Sunday, December 17, 2006

Bye, Bayh

Whatever song is playing over the speakers here at the M&D sounds awfully similar to Bob Dylan's Tryin' to Get to Heaven from Time Out of Mind, but there are no lyrics this time around, and it is becoming more and more Celtic with each passing bar. I wish that it were Tryin', because that's a beautiful song about hopelessness and optimism, and it references both Missouri and New Orleans. Most people might say Texas or California, but I think that Missouri and New Orleans are the two most visceral US locations out there. I have no personal basis for this claim, and I think that is why I feel the need to make it.

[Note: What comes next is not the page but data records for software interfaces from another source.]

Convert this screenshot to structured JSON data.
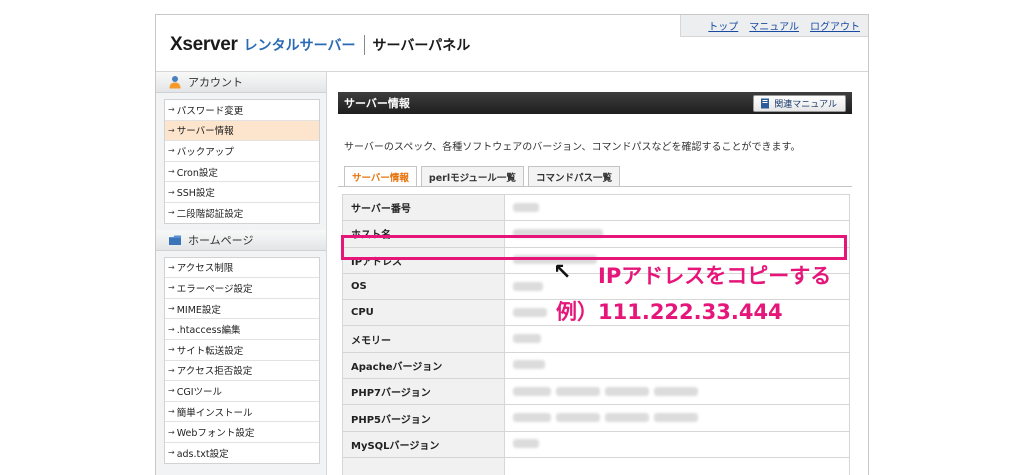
{
  "header": {
    "brand": "Xserver",
    "brand_sub": "レンタルサーバー",
    "panel": "サーバーパネル",
    "links": [
      "トップ",
      "マニュアル",
      "ログアウト"
    ]
  },
  "sidebar": {
    "account": {
      "title": "アカウント",
      "items": [
        "パスワード変更",
        "サーバー情報",
        "バックアップ",
        "Cron設定",
        "SSH設定",
        "二段階認証設定"
      ]
    },
    "homepage": {
      "title": "ホームページ",
      "items": [
        "アクセス制限",
        "エラーページ設定",
        "MIME設定",
        ".htaccess編集",
        "サイト転送設定",
        "アクセス拒否設定",
        "CGIツール",
        "簡単インストール",
        "Webフォント設定",
        "ads.txt設定"
      ]
    },
    "active_item": "サーバー情報"
  },
  "main": {
    "section_title": "サーバー情報",
    "manual_button": "関連マニュアル",
    "description": "サーバーのスペック、各種ソフトウェアのバージョン、コマンドパスなどを確認することができます。",
    "tabs": [
      "サーバー情報",
      "perlモジュール一覧",
      "コマンドパス一覧"
    ],
    "active_tab": "サーバー情報",
    "rows": [
      "サーバー番号",
      "ホスト名",
      "IPアドレス",
      "OS",
      "CPU",
      "メモリー",
      "Apacheバージョン",
      "PHP7バージョン",
      "PHP5バージョン",
      "MySQLバージョン"
    ]
  },
  "annotation": {
    "arrow": "↖",
    "line1": "IPアドレスをコピーする",
    "line2": "例）111.222.33.444"
  },
  "colors": {
    "accent_magenta": "#e6157a",
    "active_tab_text": "#e8730c",
    "active_side_bg": "#fde4cc",
    "brand_blue": "#2a6bb5"
  }
}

My favorite editorial columnist, the smug and biting Frank Rich, wrote a particularly insightful article today about the possible pitfalls of GOP moves to the right socially when the rest of the country appears to be headed in the opposite direction. In it, he calls out John McCain for his blunder on ABC's "This Week":
"Are you against civil unions for gay couples?” he asked the senator, who replied, “No, I’m not.” When Mr. Stephanopoulos reiterated the question seconds later — “So you’re for civil unions?” — Mr. McCain answered, “No.” In other words, he was not against civil unions before he was against them.
Now that is leadership.
On the same side, Newt Gingrich has announced that he will be sitting on the sidelines until the fall, leaving the frontrunners to duke it out through the summer and hoping that his late splash will prove beneficial to his campaign. In the meantime he called today's social challenges, presumably gays, God, and guns, "greater than any since 1861," and is touting his new slogan "Real Change requires Real Change." Hey, we here at 3Q approve of that motto because, hey, let's start with the obvious. As for likening same-sex marriage to slavery, we might be getting ahead of ourselves a little bit.
Getting back to the title of the post, Sen. Evan Bayh has changed his mind after years of preparation and decided to end his courtship of the Democratic nomination. Every article about this says the same thing, how everyone is shocked to hear the news. Well, I am, too. Not to mention disappointed. From what I could gather he seemed to lack charisma, but I was nevertheless interested to hear what he had to offer, especially in contrast to the Big 2. Indiana, the Crossroads of America, has lost it's hope for the big stage.
The warm winter is continuing here in Quabbin Qountry, which made for a great run this afternoon. Yesterday as I was running toward Knight Pond I was flagged down by one of the local residents asking me if I had seen any xmas tree poachers on her property. I hadn't, but I used the opportunity to ask the woman if she would allow me to run on her property, which was dotted on either side of her house for a few hundred meters with dozens of No Trespassing signs. She obliged my request, saying that the signs were only there to deter ATV riders who illegally and dangerously romped through her woods on a regular basis, destroying trails and annoying anyone in earshot all the while. Today I took her up on her offer, and set off into the trails, which are wider than singletrack, and not too rugged. Ideal for running with a small group of people. I anxiously await the days that I can show them off to my cohorts, from the early pine forests to the rickety marsh bridges, and through to the clearcuts that remind me of my childhood days in Oak Harbor.
It has been a long and trying weekend here at QQHQ, time to go home, rustle up some grub and read until I fall asleep. Should only take about ten minutes.
Early on the campaign trail,

No comments: